*Data for processing*:
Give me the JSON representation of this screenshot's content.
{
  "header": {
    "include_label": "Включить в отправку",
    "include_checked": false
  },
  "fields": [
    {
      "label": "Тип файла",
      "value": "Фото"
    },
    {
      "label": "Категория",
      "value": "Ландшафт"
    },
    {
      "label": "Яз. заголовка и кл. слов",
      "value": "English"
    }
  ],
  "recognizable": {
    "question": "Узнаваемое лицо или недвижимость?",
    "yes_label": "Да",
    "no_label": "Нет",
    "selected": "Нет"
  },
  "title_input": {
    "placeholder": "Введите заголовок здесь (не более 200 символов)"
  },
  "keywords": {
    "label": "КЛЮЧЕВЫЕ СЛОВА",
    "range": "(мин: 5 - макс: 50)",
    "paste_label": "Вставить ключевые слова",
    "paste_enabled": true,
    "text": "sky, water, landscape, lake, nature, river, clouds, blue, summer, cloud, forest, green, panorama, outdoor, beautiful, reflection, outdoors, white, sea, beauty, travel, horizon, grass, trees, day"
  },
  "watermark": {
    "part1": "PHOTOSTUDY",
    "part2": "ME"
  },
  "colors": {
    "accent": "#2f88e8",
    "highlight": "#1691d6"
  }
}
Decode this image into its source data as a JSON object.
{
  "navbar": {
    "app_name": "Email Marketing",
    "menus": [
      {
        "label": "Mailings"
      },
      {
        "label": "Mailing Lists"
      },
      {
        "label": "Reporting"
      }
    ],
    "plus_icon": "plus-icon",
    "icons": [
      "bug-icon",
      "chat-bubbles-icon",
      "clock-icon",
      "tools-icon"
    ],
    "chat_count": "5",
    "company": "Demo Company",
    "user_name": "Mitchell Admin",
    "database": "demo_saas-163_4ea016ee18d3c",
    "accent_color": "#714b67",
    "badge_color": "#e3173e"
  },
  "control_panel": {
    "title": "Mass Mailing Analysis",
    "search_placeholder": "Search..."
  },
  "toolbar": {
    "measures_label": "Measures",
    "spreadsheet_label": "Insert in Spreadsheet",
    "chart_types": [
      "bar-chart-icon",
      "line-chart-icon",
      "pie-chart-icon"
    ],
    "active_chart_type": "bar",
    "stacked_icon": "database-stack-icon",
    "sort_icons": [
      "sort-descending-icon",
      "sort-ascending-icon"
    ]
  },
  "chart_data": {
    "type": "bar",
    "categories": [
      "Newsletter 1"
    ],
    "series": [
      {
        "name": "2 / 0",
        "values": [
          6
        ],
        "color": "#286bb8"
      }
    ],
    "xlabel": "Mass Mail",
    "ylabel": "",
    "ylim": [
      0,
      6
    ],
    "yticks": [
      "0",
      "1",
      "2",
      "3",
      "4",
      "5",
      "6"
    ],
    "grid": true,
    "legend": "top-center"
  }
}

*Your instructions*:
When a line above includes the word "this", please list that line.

*Completed exercise*:
Give me the JSON representation of this screenshot's content.
Decode this image into its source data as a JSON object.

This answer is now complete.